+++ Provided entries +++

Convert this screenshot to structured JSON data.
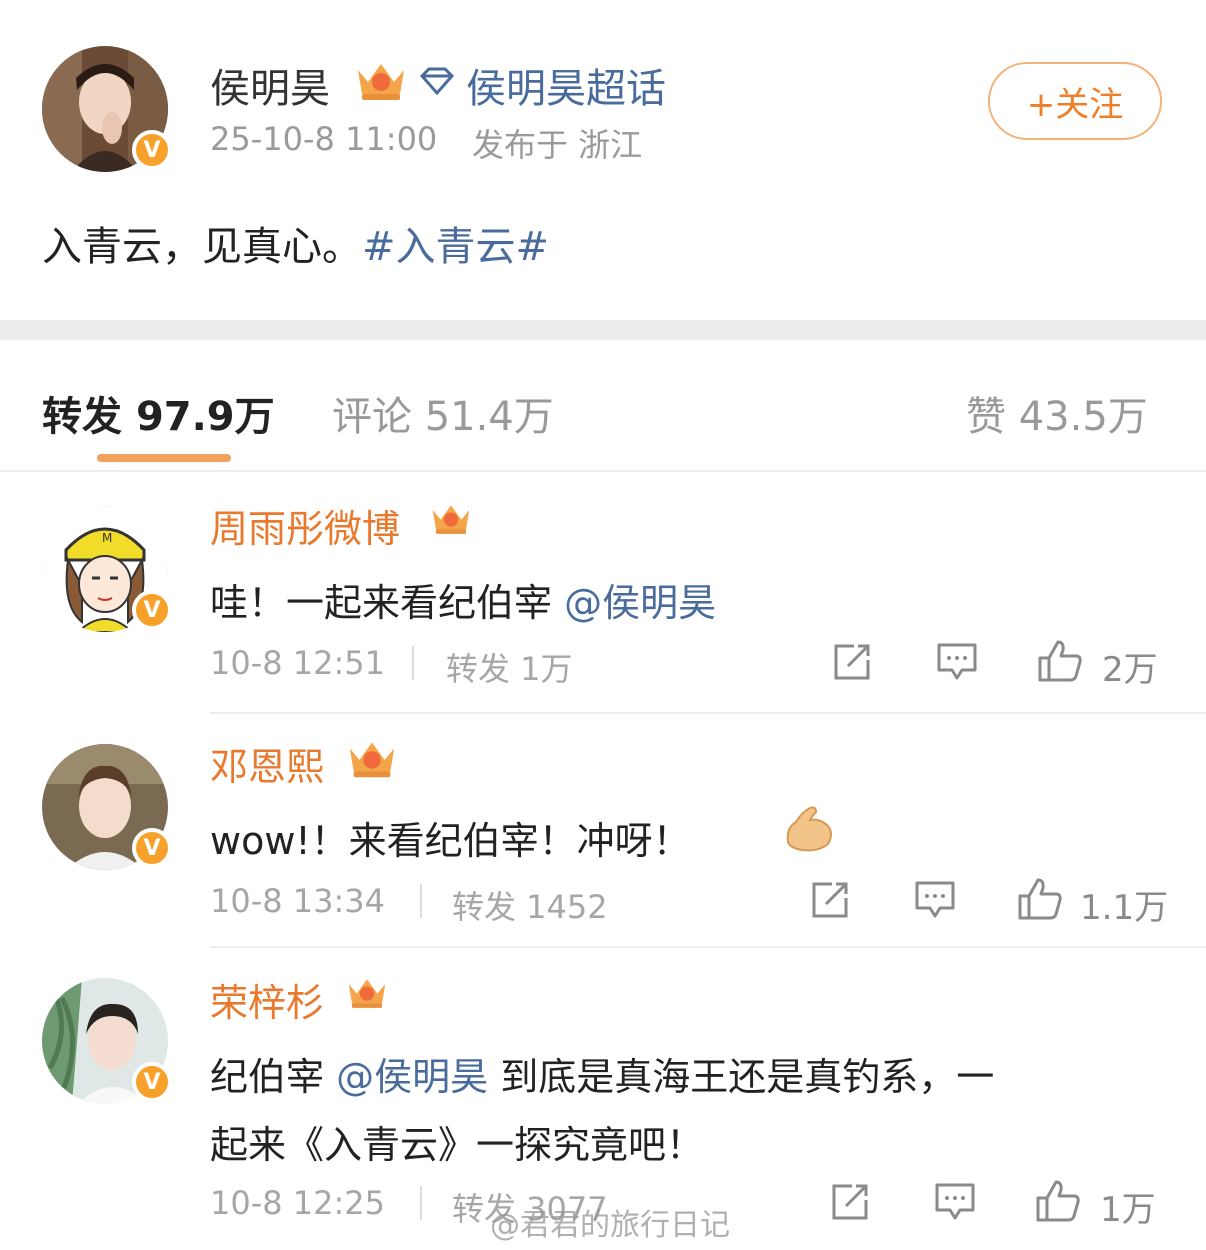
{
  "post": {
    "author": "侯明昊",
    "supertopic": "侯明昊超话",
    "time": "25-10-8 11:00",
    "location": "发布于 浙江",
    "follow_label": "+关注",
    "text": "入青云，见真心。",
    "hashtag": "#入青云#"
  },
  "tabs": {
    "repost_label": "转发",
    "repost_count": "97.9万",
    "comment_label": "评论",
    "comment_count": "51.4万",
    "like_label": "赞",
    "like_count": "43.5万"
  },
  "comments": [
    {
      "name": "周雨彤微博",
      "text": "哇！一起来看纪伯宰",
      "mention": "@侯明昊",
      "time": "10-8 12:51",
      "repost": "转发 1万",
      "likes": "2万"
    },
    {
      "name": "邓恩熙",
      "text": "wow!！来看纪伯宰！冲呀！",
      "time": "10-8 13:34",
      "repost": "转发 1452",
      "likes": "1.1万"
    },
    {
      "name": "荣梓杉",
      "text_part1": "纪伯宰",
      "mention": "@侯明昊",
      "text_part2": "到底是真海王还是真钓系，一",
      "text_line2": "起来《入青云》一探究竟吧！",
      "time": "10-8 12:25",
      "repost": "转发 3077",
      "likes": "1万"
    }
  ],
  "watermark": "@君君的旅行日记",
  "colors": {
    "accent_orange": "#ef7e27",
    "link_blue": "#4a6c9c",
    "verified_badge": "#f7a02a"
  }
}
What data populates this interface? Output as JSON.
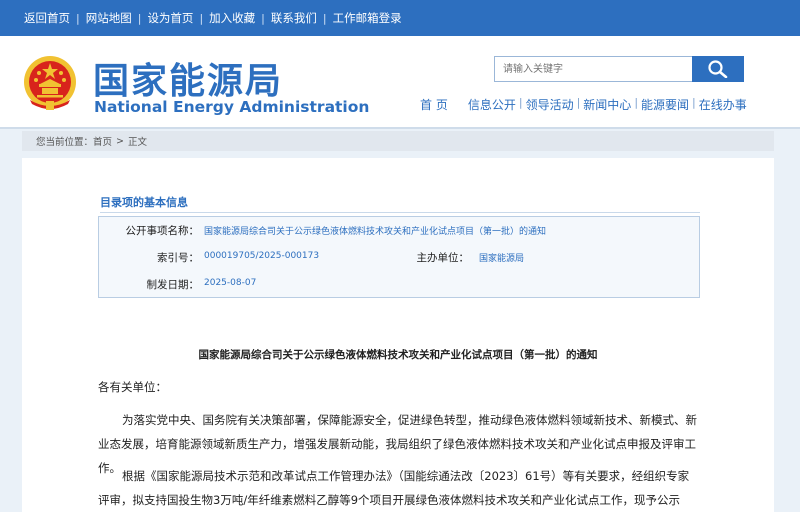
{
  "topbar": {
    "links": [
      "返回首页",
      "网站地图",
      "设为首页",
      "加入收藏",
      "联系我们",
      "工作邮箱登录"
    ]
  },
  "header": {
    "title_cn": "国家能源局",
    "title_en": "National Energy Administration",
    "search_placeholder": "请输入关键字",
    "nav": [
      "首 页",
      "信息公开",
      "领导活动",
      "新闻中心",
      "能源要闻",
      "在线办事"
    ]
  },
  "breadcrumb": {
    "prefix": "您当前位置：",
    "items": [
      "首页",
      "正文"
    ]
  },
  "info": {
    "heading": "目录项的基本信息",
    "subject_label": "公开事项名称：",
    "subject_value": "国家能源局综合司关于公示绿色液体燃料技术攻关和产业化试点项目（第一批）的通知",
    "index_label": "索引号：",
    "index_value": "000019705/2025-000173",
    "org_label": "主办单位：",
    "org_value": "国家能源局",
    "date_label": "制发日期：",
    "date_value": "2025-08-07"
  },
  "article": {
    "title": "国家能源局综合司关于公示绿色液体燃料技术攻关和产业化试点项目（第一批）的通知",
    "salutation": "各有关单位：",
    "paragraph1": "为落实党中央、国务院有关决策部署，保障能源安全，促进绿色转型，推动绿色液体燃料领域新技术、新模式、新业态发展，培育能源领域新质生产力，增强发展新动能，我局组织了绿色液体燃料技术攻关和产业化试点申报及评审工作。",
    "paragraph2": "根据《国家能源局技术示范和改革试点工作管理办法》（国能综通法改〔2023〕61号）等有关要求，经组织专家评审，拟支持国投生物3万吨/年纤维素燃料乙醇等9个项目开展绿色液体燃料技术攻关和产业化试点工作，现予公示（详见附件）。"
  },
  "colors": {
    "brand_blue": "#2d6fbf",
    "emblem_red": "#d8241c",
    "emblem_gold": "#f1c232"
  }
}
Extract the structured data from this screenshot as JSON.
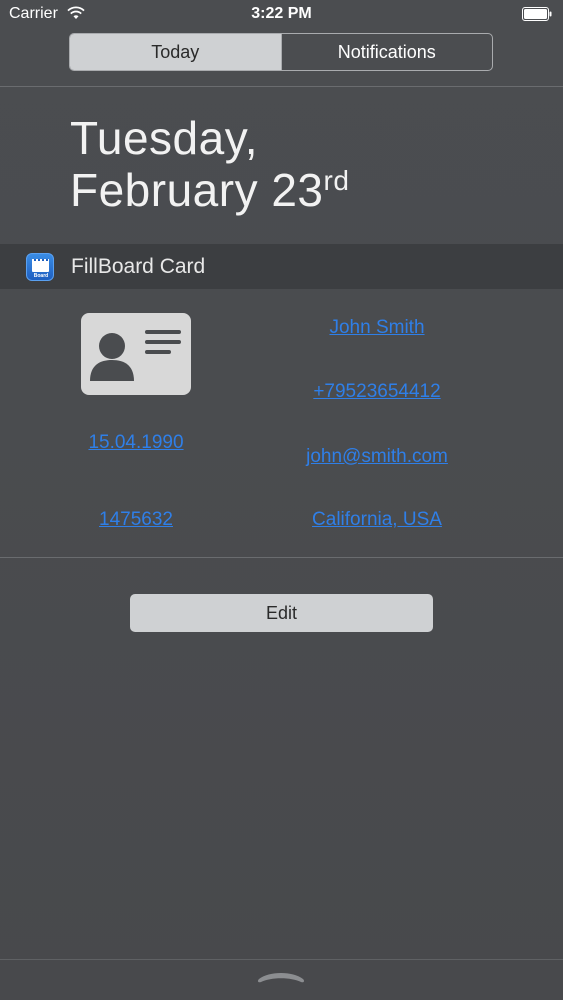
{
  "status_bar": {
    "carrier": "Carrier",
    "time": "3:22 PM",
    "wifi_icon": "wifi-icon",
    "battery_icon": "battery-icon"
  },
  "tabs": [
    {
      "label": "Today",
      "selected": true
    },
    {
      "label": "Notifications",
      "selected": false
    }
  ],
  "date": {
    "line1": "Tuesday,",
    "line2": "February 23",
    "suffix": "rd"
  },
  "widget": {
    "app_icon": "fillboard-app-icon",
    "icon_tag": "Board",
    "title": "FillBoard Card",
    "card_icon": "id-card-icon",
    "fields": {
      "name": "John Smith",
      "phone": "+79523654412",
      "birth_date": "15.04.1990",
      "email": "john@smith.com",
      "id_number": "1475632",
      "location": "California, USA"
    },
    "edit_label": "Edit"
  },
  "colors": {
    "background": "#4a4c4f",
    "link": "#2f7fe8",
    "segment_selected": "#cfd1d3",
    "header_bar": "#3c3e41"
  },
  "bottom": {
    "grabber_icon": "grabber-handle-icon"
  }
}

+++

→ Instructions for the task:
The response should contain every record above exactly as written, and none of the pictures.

→ Result of this task:
Convert this screenshot to structured JSON data.
{
  "post": {
    "author": "侯明昊",
    "supertopic": "侯明昊超话",
    "time": "25-10-8 11:00",
    "location": "发布于 浙江",
    "follow_label": "+关注",
    "text": "入青云，见真心。",
    "hashtag": "#入青云#"
  },
  "tabs": {
    "repost_label": "转发",
    "repost_count": "97.9万",
    "comment_label": "评论",
    "comment_count": "51.4万",
    "like_label": "赞",
    "like_count": "43.5万"
  },
  "comments": [
    {
      "name": "周雨彤微博",
      "text": "哇！一起来看纪伯宰",
      "mention": "@侯明昊",
      "time": "10-8 12:51",
      "repost": "转发 1万",
      "likes": "2万"
    },
    {
      "name": "邓恩熙",
      "text": "wow!！来看纪伯宰！冲呀！",
      "time": "10-8 13:34",
      "repost": "转发 1452",
      "likes": "1.1万"
    },
    {
      "name": "荣梓杉",
      "text_part1": "纪伯宰",
      "mention": "@侯明昊",
      "text_part2": "到底是真海王还是真钓系，一",
      "text_line2": "起来《入青云》一探究竟吧！",
      "time": "10-8 12:25",
      "repost": "转发 3077",
      "likes": "1万"
    }
  ],
  "watermark": "@君君的旅行日记",
  "colors": {
    "accent_orange": "#ef7e27",
    "link_blue": "#4a6c9c",
    "verified_badge": "#f7a02a"
  }
}
What data populates this interface? Output as JSON.
{
  "topbar": {
    "links": [
      "返回首页",
      "网站地图",
      "设为首页",
      "加入收藏",
      "联系我们",
      "工作邮箱登录"
    ]
  },
  "header": {
    "title_cn": "国家能源局",
    "title_en": "National Energy Administration",
    "search_placeholder": "请输入关键字",
    "nav": [
      "首 页",
      "信息公开",
      "领导活动",
      "新闻中心",
      "能源要闻",
      "在线办事"
    ]
  },
  "breadcrumb": {
    "prefix": "您当前位置：",
    "items": [
      "首页",
      "正文"
    ]
  },
  "info": {
    "heading": "目录项的基本信息",
    "subject_label": "公开事项名称：",
    "subject_value": "国家能源局综合司关于公示绿色液体燃料技术攻关和产业化试点项目（第一批）的通知",
    "index_label": "索引号：",
    "index_value": "000019705/2025-000173",
    "org_label": "主办单位：",
    "org_value": "国家能源局",
    "date_label": "制发日期：",
    "date_value": "2025-08-07"
  },
  "article": {
    "title": "国家能源局综合司关于公示绿色液体燃料技术攻关和产业化试点项目（第一批）的通知",
    "salutation": "各有关单位：",
    "paragraph1": "为落实党中央、国务院有关决策部署，保障能源安全，促进绿色转型，推动绿色液体燃料领域新技术、新模式、新业态发展，培育能源领域新质生产力，增强发展新动能，我局组织了绿色液体燃料技术攻关和产业化试点申报及评审工作。",
    "paragraph2": "根据《国家能源局技术示范和改革试点工作管理办法》（国能综通法改〔2023〕61号）等有关要求，经组织专家评审，拟支持国投生物3万吨/年纤维素燃料乙醇等9个项目开展绿色液体燃料技术攻关和产业化试点工作，现予公示（详见附件）。"
  },
  "colors": {
    "brand_blue": "#2d6fbf",
    "emblem_red": "#d8241c",
    "emblem_gold": "#f1c232"
  }
}
Extract the structured data from this screenshot as JSON.
{
  "status_bar": {
    "carrier": "Carrier",
    "time": "3:22 PM",
    "wifi_icon": "wifi-icon",
    "battery_icon": "battery-icon"
  },
  "tabs": [
    {
      "label": "Today",
      "selected": true
    },
    {
      "label": "Notifications",
      "selected": false
    }
  ],
  "date": {
    "line1": "Tuesday,",
    "line2": "February 23",
    "suffix": "rd"
  },
  "widget": {
    "app_icon": "fillboard-app-icon",
    "icon_tag": "Board",
    "title": "FillBoard Card",
    "card_icon": "id-card-icon",
    "fields": {
      "name": "John Smith",
      "phone": "+79523654412",
      "birth_date": "15.04.1990",
      "email": "john@smith.com",
      "id_number": "1475632",
      "location": "California, USA"
    },
    "edit_label": "Edit"
  },
  "colors": {
    "background": "#4a4c4f",
    "link": "#2f7fe8",
    "segment_selected": "#cfd1d3",
    "header_bar": "#3c3e41"
  },
  "bottom": {
    "grabber_icon": "grabber-handle-icon"
  }
}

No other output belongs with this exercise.